### YOUR INSTRUCTIONS
Go through the entries below, tally each line with the string "true", and give the final number by itself.
········
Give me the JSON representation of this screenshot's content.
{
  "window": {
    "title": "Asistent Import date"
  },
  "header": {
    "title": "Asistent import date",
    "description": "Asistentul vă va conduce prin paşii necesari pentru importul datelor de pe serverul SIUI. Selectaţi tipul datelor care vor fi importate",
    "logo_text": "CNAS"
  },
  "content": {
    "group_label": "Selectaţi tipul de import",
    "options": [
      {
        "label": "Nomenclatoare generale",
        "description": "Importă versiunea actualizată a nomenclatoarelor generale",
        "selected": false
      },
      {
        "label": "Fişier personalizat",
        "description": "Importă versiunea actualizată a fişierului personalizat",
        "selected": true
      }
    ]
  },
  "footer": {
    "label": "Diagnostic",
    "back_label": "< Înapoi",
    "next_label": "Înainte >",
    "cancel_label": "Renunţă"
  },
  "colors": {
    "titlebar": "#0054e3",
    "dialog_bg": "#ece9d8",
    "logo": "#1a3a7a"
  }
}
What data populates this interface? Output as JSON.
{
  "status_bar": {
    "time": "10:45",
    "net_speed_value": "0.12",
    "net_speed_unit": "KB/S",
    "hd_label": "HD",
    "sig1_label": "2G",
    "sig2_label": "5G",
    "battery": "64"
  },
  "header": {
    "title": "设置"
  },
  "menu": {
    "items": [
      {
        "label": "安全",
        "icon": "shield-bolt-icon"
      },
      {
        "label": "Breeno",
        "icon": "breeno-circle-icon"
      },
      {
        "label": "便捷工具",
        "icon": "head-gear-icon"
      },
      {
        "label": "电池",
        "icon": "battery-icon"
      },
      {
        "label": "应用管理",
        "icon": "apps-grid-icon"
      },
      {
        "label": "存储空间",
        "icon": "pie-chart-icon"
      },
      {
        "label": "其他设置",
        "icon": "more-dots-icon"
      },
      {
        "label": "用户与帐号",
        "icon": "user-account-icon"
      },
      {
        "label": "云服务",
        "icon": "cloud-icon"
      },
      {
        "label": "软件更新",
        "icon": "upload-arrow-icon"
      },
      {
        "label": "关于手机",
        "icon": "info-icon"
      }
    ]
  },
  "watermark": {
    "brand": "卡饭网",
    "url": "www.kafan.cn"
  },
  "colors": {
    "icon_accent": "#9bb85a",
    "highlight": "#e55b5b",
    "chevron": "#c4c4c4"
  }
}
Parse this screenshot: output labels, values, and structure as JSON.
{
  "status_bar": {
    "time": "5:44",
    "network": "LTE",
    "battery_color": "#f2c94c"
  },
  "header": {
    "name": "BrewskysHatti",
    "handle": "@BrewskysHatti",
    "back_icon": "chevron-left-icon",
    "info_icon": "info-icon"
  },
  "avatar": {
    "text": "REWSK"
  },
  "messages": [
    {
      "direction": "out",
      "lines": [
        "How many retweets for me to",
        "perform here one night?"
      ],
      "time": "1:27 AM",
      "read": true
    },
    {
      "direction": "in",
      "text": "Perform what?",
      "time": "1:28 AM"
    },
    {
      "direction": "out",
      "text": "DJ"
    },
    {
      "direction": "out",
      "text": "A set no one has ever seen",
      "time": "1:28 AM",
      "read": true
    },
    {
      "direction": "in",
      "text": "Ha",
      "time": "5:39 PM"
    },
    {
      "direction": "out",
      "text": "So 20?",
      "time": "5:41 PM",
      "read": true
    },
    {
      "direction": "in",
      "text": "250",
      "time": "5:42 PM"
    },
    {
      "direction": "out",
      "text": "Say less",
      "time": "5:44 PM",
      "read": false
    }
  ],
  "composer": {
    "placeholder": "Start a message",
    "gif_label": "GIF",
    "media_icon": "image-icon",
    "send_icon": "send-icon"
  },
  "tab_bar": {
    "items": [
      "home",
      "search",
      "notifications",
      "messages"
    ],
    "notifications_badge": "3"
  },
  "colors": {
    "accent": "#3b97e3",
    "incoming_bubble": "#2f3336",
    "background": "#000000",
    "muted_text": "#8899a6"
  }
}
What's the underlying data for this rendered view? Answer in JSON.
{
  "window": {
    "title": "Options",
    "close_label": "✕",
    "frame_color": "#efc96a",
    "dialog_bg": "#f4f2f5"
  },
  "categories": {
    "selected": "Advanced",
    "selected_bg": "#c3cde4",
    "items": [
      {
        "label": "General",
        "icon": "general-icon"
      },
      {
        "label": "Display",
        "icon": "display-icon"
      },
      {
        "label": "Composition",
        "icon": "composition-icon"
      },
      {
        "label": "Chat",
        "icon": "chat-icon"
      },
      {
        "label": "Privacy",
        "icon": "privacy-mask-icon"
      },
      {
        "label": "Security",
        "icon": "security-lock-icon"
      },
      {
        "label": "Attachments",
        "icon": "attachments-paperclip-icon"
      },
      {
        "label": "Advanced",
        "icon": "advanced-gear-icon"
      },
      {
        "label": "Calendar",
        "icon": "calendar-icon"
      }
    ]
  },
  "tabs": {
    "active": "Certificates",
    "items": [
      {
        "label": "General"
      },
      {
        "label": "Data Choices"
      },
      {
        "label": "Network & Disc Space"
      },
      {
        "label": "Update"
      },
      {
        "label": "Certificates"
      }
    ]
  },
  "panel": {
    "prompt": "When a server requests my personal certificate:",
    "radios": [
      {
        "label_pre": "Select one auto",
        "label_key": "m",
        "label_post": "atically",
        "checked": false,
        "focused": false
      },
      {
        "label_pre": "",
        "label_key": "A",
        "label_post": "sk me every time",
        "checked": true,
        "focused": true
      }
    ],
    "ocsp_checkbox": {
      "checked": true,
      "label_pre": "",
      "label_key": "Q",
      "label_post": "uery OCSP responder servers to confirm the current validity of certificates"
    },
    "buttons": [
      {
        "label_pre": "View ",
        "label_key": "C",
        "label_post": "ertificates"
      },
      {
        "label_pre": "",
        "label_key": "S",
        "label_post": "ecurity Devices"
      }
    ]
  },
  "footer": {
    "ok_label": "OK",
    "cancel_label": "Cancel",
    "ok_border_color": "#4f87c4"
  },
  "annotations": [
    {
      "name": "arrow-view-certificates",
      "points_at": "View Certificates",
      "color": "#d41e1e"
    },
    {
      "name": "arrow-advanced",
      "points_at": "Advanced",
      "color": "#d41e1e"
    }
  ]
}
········
### RESPONSE
7